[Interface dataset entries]

○ ○ ○ ○ ○ ○ ○

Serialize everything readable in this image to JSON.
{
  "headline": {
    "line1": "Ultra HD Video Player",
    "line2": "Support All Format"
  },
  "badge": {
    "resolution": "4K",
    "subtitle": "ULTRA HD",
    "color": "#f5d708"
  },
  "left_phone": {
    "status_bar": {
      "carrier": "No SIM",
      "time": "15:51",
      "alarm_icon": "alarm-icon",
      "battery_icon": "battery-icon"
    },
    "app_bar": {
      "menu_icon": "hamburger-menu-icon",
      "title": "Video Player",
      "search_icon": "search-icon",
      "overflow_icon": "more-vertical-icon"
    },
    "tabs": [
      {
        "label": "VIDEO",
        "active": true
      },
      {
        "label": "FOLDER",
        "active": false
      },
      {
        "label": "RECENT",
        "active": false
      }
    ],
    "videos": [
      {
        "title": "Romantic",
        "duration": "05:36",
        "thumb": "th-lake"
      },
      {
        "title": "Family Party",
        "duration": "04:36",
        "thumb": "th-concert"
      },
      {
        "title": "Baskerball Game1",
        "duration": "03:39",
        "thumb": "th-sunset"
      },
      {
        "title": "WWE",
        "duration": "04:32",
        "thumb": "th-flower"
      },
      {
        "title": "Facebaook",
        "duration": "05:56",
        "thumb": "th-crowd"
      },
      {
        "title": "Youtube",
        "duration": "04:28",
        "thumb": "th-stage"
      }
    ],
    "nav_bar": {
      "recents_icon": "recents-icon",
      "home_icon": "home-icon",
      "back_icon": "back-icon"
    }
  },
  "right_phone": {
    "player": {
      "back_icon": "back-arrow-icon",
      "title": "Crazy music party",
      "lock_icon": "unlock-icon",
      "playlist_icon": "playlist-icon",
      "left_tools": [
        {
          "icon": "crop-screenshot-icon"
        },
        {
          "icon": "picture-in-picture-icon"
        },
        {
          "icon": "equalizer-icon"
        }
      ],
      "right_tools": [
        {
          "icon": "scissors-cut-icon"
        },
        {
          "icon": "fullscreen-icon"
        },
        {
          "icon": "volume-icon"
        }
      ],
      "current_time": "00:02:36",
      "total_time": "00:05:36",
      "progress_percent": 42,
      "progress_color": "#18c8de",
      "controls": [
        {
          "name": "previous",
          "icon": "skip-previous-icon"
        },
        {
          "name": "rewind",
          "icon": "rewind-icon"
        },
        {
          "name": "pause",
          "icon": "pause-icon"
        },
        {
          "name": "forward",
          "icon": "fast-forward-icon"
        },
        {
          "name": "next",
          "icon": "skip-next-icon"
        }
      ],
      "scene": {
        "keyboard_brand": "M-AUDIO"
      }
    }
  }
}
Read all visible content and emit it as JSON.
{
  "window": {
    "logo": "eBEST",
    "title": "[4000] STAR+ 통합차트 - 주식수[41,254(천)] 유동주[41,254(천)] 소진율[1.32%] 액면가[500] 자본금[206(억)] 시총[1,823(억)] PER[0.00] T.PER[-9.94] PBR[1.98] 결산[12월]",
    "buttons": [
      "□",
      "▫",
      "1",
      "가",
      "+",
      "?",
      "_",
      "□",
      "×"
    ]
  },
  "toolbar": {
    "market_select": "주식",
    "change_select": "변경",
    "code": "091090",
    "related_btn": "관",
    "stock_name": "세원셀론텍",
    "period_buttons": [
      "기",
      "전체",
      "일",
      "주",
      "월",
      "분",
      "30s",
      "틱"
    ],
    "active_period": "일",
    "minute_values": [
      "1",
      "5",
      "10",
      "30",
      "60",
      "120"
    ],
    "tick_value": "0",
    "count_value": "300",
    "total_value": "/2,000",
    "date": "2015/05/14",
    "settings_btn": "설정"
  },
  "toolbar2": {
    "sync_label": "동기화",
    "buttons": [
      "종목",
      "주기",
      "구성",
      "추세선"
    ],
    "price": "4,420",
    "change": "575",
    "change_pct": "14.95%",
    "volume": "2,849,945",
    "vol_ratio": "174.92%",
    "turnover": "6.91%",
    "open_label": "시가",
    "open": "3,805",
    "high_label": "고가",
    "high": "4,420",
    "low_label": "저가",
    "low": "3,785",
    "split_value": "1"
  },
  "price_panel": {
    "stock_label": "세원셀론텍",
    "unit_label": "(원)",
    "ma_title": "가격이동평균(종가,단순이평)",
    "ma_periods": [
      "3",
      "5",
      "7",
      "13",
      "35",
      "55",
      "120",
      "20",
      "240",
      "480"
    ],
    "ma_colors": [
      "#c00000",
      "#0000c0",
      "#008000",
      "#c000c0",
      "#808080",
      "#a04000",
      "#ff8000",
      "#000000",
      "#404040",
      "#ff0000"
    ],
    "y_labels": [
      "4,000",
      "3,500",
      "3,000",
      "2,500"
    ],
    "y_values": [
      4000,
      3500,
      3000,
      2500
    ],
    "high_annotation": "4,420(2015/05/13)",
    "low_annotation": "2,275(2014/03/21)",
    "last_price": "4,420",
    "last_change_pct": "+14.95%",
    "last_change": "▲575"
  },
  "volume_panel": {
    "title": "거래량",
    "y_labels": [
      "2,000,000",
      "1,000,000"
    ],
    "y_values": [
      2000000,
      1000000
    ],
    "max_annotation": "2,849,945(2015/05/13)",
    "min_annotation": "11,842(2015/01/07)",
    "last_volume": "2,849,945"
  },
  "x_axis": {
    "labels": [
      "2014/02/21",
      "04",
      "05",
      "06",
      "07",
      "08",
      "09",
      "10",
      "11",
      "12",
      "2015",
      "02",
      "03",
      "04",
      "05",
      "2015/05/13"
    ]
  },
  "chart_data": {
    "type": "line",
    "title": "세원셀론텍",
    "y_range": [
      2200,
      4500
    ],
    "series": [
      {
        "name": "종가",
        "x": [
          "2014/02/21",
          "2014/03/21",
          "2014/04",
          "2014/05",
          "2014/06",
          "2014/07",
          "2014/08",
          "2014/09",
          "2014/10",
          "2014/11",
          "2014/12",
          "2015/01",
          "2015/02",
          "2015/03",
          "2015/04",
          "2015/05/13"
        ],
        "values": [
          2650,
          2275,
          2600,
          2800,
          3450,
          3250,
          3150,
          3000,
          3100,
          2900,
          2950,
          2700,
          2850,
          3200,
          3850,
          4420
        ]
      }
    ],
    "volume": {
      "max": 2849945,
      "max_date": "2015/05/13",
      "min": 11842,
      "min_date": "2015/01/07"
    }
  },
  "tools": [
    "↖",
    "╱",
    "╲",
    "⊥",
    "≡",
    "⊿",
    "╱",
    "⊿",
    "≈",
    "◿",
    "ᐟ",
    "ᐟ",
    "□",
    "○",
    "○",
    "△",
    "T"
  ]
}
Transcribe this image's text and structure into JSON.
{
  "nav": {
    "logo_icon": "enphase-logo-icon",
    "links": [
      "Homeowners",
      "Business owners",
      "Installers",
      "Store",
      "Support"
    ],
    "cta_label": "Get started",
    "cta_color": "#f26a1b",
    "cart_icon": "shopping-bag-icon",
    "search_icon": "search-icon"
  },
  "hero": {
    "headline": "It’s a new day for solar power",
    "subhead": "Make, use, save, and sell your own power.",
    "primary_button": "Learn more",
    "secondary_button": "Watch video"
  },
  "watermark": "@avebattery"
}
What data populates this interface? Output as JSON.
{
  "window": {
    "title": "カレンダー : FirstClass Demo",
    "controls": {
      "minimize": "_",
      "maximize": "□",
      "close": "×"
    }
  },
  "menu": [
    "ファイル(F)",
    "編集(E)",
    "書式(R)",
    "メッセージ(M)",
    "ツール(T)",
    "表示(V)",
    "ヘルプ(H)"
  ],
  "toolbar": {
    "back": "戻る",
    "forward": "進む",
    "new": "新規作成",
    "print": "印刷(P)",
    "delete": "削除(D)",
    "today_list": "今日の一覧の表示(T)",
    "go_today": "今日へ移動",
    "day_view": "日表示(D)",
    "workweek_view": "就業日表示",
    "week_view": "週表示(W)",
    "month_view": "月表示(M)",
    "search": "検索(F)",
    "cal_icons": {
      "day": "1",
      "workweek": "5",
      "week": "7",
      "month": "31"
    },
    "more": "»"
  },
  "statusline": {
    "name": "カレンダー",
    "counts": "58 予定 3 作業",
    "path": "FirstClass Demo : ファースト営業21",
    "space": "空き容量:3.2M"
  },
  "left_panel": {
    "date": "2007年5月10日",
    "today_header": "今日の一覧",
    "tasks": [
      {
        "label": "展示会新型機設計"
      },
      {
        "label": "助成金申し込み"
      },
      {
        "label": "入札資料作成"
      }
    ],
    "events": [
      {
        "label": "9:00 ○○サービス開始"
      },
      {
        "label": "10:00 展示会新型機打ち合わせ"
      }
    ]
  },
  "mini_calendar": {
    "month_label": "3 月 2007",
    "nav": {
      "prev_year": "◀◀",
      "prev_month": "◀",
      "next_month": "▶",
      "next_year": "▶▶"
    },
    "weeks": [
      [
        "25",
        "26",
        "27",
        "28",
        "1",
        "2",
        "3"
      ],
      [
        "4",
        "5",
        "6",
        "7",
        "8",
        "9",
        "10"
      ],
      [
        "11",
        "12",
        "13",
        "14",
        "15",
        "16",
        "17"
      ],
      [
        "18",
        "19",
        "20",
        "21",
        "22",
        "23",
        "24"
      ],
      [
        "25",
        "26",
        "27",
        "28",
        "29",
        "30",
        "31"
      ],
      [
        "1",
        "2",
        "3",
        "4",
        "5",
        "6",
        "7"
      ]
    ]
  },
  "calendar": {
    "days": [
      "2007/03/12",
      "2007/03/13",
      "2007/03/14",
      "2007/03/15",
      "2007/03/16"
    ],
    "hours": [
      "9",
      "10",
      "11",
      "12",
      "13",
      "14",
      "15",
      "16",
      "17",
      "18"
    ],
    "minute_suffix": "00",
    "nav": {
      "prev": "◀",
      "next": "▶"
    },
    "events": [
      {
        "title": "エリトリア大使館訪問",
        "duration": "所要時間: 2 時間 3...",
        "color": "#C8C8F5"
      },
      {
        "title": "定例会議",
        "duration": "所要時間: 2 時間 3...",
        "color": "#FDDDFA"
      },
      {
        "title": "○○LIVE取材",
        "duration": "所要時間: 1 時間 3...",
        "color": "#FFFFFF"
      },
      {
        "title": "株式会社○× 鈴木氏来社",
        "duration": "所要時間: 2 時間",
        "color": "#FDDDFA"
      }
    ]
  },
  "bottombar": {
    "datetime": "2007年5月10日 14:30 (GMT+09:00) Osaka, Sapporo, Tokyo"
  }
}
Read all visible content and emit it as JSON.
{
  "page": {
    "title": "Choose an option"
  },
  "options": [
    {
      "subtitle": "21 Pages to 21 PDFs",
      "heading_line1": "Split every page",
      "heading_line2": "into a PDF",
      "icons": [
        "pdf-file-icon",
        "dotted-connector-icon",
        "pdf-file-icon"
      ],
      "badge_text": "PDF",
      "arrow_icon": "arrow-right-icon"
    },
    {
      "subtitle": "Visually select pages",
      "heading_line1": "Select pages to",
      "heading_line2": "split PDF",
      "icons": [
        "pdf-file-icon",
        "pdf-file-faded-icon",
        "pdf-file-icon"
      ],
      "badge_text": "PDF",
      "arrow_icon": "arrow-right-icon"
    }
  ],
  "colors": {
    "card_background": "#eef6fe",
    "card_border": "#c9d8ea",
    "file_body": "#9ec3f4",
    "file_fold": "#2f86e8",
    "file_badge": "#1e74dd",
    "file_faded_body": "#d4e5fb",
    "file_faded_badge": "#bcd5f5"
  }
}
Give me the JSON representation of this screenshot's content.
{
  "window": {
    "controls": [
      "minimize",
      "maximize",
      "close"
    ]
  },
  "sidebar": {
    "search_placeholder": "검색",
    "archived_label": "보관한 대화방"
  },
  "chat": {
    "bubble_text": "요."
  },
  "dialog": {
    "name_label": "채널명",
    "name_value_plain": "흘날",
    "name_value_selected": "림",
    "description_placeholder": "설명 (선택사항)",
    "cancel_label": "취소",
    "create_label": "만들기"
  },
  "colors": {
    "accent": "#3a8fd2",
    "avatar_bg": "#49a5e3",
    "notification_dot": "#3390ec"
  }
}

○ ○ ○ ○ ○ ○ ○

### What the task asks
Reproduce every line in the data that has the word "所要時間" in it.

### Result for this exercise
        "duration": "所要時間: 2 時間 3...",
        "duration": "所要時間: 2 時間 3...",
        "duration": "所要時間: 1 時間 3...",
        "duration": "所要時間: 2 時間",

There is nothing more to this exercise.